How does dependency hell happen in Cabal-install?

I read the following at Cabal/Survival - HaskellWiki:

1. What is the difficulty caused by Cabal-install?

The main difficulty with Cabal is otherwise known as 'dependency hell', in which the cabal-install does not manage to install a desired package for a reason or another, leading to large amount of manual work. As an example of this difficulty, consider a case where the user wishes to install packages A and B. Both of these work with package C, but not with the same version of C.

I understand why this would make sense generally, but not with Cabal-install/ghc-pkg, because you can have multiple versions of the same package installed.
It's as if every version is an entirely different package, with how that in many respects the version becomes a part of the package name (e.g. mustaches- -- and maybe it really is for ghc-pkg (I'm not entirely familiar with it, but it would make sense).

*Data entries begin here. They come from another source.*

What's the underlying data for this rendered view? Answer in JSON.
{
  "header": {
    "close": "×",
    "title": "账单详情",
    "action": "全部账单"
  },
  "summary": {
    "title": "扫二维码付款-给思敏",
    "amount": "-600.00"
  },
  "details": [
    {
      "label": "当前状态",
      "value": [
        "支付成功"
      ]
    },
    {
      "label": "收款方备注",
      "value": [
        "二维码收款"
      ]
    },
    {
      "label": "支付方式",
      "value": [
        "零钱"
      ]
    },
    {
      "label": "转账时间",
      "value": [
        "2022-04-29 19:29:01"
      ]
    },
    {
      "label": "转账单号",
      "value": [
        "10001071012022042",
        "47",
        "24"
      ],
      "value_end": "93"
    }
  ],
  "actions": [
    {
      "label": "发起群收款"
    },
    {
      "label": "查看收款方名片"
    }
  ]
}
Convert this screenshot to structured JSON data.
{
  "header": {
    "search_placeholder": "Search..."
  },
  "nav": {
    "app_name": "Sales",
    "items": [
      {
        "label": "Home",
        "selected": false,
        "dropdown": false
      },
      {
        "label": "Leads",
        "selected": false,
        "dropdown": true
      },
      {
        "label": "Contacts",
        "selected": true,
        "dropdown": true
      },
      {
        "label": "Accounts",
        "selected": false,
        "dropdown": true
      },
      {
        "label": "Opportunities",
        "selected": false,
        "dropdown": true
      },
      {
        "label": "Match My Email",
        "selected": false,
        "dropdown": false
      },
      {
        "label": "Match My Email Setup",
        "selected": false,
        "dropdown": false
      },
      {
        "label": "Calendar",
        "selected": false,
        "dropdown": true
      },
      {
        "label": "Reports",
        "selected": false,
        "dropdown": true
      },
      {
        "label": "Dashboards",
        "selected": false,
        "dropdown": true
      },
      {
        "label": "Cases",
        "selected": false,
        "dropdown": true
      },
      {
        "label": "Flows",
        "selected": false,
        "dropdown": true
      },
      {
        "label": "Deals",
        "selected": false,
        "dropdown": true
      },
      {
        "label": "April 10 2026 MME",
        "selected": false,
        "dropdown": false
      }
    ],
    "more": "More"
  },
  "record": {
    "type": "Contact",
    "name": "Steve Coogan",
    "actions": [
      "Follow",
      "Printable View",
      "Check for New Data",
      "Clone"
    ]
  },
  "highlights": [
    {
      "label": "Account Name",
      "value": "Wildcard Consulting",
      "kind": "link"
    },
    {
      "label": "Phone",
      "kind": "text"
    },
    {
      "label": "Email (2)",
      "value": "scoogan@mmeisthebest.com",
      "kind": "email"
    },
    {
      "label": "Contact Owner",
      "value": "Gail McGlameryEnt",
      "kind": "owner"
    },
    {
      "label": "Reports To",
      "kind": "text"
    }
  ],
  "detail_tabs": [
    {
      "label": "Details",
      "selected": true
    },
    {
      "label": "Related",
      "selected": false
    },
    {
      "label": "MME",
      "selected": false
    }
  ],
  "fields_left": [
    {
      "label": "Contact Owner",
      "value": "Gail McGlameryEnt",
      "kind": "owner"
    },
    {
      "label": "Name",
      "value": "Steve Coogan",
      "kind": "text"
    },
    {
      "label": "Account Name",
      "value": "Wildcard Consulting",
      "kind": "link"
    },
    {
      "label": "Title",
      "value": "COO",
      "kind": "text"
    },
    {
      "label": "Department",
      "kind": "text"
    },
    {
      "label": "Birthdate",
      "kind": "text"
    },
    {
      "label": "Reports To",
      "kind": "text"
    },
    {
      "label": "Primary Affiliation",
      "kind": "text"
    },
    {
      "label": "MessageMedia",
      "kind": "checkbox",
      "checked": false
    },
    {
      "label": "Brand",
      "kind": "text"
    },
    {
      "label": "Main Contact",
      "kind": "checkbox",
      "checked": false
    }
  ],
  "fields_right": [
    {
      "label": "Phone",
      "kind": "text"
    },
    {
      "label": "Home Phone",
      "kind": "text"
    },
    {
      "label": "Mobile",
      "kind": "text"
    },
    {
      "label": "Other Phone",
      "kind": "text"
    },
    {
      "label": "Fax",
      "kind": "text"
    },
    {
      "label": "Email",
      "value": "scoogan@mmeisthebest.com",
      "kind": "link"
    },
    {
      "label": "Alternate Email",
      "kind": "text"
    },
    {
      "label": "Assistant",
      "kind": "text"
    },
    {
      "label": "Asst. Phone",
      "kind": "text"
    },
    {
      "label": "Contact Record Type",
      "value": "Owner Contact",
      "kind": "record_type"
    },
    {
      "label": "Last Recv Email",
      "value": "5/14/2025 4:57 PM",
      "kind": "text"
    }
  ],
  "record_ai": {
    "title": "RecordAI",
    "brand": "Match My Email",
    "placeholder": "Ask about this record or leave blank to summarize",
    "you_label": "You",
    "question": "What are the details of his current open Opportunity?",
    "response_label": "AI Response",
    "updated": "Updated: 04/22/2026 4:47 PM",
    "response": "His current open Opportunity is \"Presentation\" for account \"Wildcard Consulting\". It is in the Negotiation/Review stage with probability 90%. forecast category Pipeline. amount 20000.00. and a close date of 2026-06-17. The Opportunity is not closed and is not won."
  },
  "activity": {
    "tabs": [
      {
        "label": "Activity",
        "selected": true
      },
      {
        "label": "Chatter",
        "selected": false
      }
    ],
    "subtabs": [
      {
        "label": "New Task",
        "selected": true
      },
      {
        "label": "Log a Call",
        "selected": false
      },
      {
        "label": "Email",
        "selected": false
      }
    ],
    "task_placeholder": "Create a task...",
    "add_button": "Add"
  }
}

  • 3
    \grumble{I can't help feeling cabal is just too slow, error prone, clunky and annoying. We're Haskell! There has to be a better way! Surely we could go with something more like nix (which is purely functional) but as portable as the Haskell platform. Even better, something where I can click "download" on hackage and it just happens, without clobbering anything. }
    – AndrewC
    Sep 16 '14 at 16:23

You have scenarios like this:

enter image description here

Where both B and C depend on A. However, if they were installed at different times, they may depend on different versions of A. For example, A version 1 export type T = Int, but in version 2 it exports type T = Bool.

Only when you try to build D do you expose the problem that B and C were build against different versions of A, and you can't compare T version 1 against T version 2.


The problem is that you cannot link your program against those different versions of package C. A and B have to find a common version of C to use the same implementation of a certain function. One solution to this problem is OSGi but requires stuff like Classloaders which can be used to load different versions of package C in the same process w/o conflicts.


One way dependency hell happens is when several different projects you are working on interfere. While a single project has a solvable constraint set, two different project might not and since they're sharing a single package DB, there will be trouble. This variant of dependency hell is solved by cabal sandboxes.

Your Answer

By clicking “Post Your Answer”, you agree to our terms of service, privacy policy and cookie policy

Not the answer you're looking for? Browse other questions tagged or ask your own question.